Anti-Science Activists Entertain But Don't Enlight
The Dam-Busters And Anti-Biotech Food Activists Still Make Noise, But November Brought Signs That Science Was Making A Comeback
December 15, 2000
by Dennis T. Avery
THE BridgeNews FORUM: Viewpoints on farming, farm policy and related agricultural issues, December 8, 2000.
CHURCHVILLE, Va.--India's Vandana Shiva, one of the world's most prominent opponents of genetically engineered crops, recently took part in a demonstration against Rice-Tec, a plant-breeding company in Alvin, Texas.
Looking out at Rice-Tec's experimental field, Ms. Shiva said, "The plants look unhappy. The rice plants at home look very happy."
A Rice-Tec representative replied, "We harvested the rice in August. Those are weeds."
Activists are fun to watch. They sell lots of newspapers. The problem comes when you put them in charge of something important, such as the global food supply, or the world's energy system.
Shiva lectures across Europe and America as an eco-feminist. She claims biotech foods are dangerous to people (though she doesn't offer any evidence).
She also claims biotech crops would disadvantage Indian farmers who save their seed from year to year instead of buying commercial seed.
For a world that will need nearly three times as much food in 2050 as it harvests today, and which is already farming 37 percent of its land area, that's a problem.
The activists are equally negative about energy for our cars, furnaces and computers. They oppose the burning of fossil fuels, of course. Never mind that we have hundreds of years worth of probable fossil fuel reserves.
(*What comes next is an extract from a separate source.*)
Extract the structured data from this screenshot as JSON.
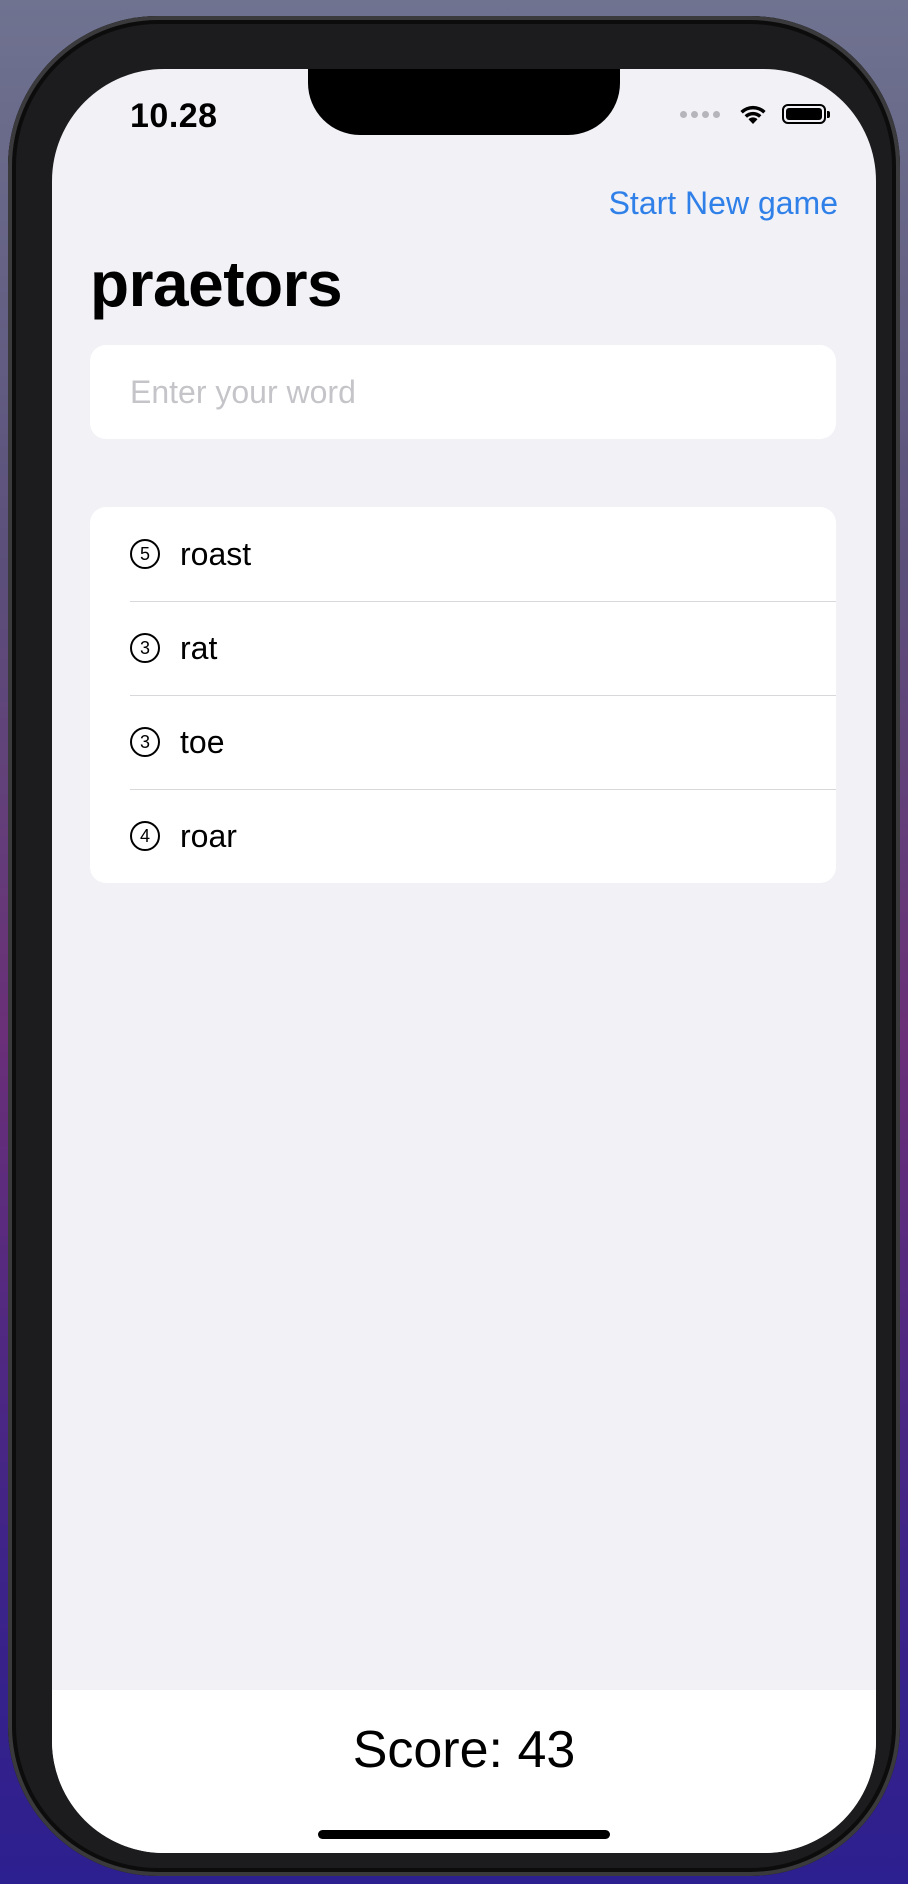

Or that the planet has had no significant warming since 1940.
(The official thermometers show a slight upward trend, but they are located in urban heat islands. The more-accurate high-altitude balloons and satellites both show no warming in recent decades.)
The activists also oppose dams, which provide a substantial part of the world's electricity, along with perhaps a quarter of the world's food supply through irrigation.
There seems to be no recognition that whatever local wildlife benefits might be gained by busting the dams would be more than offset by the lost of fossil-free power and the increased cropland needed to produce our food without irrigation.
The European Union's Environmental Commissioner, Margot Walstrom, recently told a Finnish conference that nuclear power is too expensive and "unsustainable." Never mind that nuclear is expensive primarily because of activist lawsuits, or that nuclear power produces none of the greenhouse gases that the activists claim are the biggest risk to the planet's survival.
Nuclear also has an enviable safety record, except in the careless Soviet Union. The claim nuclear power is "unsustainable" derives purely from the environmental movement's refusal to accept any disposal system for spent fuel.
(Experts recommend putting the spent fuel in thousand-year zinc-and- stainless steel drums, and burying them under 4,000 feet of seawater and 200 feet of fine silt on the stable Pacific sea bottom.)
Fortunately, November gave us some signs the First World is beginning to pull back from the anti-science abyss.
One was that the three-year international negotiation to make radical cuts in energy use under the Kyoto Protocol collapsed.
The governments of the United States and the European Union were willing to sign the Kyoto treaty when its energy cuts seemed years away.
After the recent "road riots" in Europe and America protesting high gasoline costs, they are now unwilling to impose rationed electricity or raise gas taxes to fend off a mild, natural (and mainly beneficial) global warming.
British Prime Minister Tony Blair warned a biotechnology conference this month that the United Kingdom was in danger of becoming an anti- science society, where a small number of protesters had the power to block the development of potentially life-saving medical treatments.
"To make heroes of people who are preventing basic scientific research...is wrong. It is to substitute aggression for argument," said Blair. Instead, he recommended, "Let us get to the facts, and then judge their moral consequences."
Al Gore barely mentioned his drastic environmental agenda in the recent U.S. Presidential campaigns, even though he made his national reputation with an anti-science environmental book, "Earth in the Balance."
The New York Times editorialized against the precautionary principle being advanced by Europe. Electricity, antibiotics and autos would all have been barred by the precautionary principle's standard of no-harm-to- anybody, ever.
The Times, which has campaigned for years against safety-tested pesticides and nuclear power, has now seen the danger of activist control and finally wants us to use science to balance risks and potential benefits.
Science is simply the sum of our knowledge. It is not always accurate, it is always incomplete and it is always changing. But at any given moment it is the best understanding of reality achieved by thousands of years of human discovery.
OPINION ARTICLES and letters to the editor are welcome. Send submissions to Sally Heinemann, editorial director, BridgeNews, 3 World Financial Center, 200 Vesey St., 28th Floor, New York, N.Y. 10281-1009. You may also call (212) 372-7510, fax (212) 372-2707 or send e-mail to email@example.com
Dennis T. Avery is based in Churchville, VA, and is director of the Hudson Institute's Center for Global Food Issues.